Reference Index - Disease & Conditions

Back to Health Library

Central nervous system
Central nervous system


Cranial mononeuropathy VI

Definition:

Cranial mononeuropathy VI is a nerve disorder. It prevents some of the muscles that control eye movements from working well. As a result, people may see two of the same image (double vision).



Alternative Names:

Abducens palsy; Lateral rectus palsy; Vith nerve palsy; Cranial nerve VI palsy



Causes, incidence, and risk factors:

Cranial mononeuropathy VI is damage to the sixth cranial (skull) nerve. This nerve, also called the abducens nerve, helps control eye movement to the left or right.

Disorders of this nerve can occur with:

In some people, there is no obvious cause.

Because there are common nerve pathways through the skull, the same disorder that damages the sixth cranial nerve may affect other cranial nerves (such as the third or fourth cranial nerve).



Symptoms:

Symptoms may include:

  • Double vision when looking to one side
  • Headaches
  • Pain around the eye


Signs and tests:

Tests typically show that one eye has trouble looking to the side, while the other eye moves normally. An examination shows the eyes do not line up -- either at rest, or when looking in the direction of the weak eye.

Your health care provider will do a complete examination to determine the possible effect on other parts of the nervous system. Depending on the suspected cause, you may need:

You may need to be referred to a doctor who specializes in visual problems related to the nervous system (neuro-ophthalmologist).



Treatment:

If your health care provider diagnoses swelling or inflammation of, or around the nerve, medications called corticosteroids will be used.

Sometimes, the condition may disappear without treatment. People with diabetes may benefit from close control of blood sugar levels .

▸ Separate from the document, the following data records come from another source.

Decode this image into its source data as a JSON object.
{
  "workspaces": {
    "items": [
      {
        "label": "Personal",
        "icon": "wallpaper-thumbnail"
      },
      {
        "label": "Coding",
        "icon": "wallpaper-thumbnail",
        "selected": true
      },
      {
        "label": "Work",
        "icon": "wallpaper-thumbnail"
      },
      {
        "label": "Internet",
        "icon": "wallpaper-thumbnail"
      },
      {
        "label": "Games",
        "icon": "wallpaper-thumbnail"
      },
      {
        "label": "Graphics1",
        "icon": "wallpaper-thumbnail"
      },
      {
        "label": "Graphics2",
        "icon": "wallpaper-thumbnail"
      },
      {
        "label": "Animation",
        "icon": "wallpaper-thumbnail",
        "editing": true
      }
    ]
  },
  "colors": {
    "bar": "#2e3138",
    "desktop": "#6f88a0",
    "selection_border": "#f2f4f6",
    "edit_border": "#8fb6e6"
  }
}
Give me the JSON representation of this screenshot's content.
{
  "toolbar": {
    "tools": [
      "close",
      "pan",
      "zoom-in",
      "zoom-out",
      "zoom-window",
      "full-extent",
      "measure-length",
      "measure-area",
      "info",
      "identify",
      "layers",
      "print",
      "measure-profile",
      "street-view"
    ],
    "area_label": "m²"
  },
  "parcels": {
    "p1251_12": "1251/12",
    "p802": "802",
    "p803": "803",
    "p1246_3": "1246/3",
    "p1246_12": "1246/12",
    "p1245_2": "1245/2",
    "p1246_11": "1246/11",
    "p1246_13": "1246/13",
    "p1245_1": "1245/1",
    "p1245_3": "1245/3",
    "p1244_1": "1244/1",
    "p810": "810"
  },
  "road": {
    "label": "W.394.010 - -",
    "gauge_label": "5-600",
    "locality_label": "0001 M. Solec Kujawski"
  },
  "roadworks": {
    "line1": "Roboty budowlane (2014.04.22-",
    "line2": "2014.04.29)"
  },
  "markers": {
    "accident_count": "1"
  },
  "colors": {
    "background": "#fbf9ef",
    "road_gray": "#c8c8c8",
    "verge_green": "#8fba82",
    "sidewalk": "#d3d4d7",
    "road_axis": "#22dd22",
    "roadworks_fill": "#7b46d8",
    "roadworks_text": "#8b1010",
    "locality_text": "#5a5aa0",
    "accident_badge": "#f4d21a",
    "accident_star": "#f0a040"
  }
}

Until the nerve heals, wearing an eye patch will relieve double vision.



Support Groups:



Expectations (prognosis):

Treating the cause may improve the condition. Most people in whom no cause is found recover completely.



Complications:

Complications may include permanent vision changes.



Calling your health care provider:

Call your health care provider if you have double vision.



Prevention:

There is no way to prevent this condition. However, people with diabetes may reduce the risk by controlling their blood sugar.



References:

Baloh RW. Neuro-ophthalmology. In: Goldman L, Ausiello D, eds. Cecil Medicine. 23rd ed. Philadelphia, Pa: Saunders Elsevier;2007:chap 450.




Review Date: 6/15/2010
Reviewed By: David C. Dugdale, III, MD, Professor of Medicine, Division of General Medicine, Department of Medicine, University of Washington School of Medicine; and Daniel B. Hoch, PhD, MD, Assistant Professor of Neurology, Harvard Medical School, Department of Neurology, Massachusetts General Hospital. Also reviewed by David Zieve, MD, MHA, Medical Director, A.D.A.M., Inc.

The information provided herein should not be used during any medical emergency or for the diagnosis or treatment of any medical condition. A licensed medical professional should be consulted for diagnosis and treatment of any and all medical conditions. Call 911 for all medical emergencies. Links to other sites are provided for information only -- they do not constitute endorsements of those other sites. © 1997- A.D.A.M., Inc. Any duplication or distribution of the information contained herein is strictly prohibited.
adam.com


Greater Baltimore Medical Center | 6701 North Charles Street | Baltimore, MD 21204 | (443) 849-2000 | TTY (800) 735-2258
© 2014  GBMC. This website is for informational purposes only and not intended as medical advice or a substitute for a consultation with a professional healthcare provider.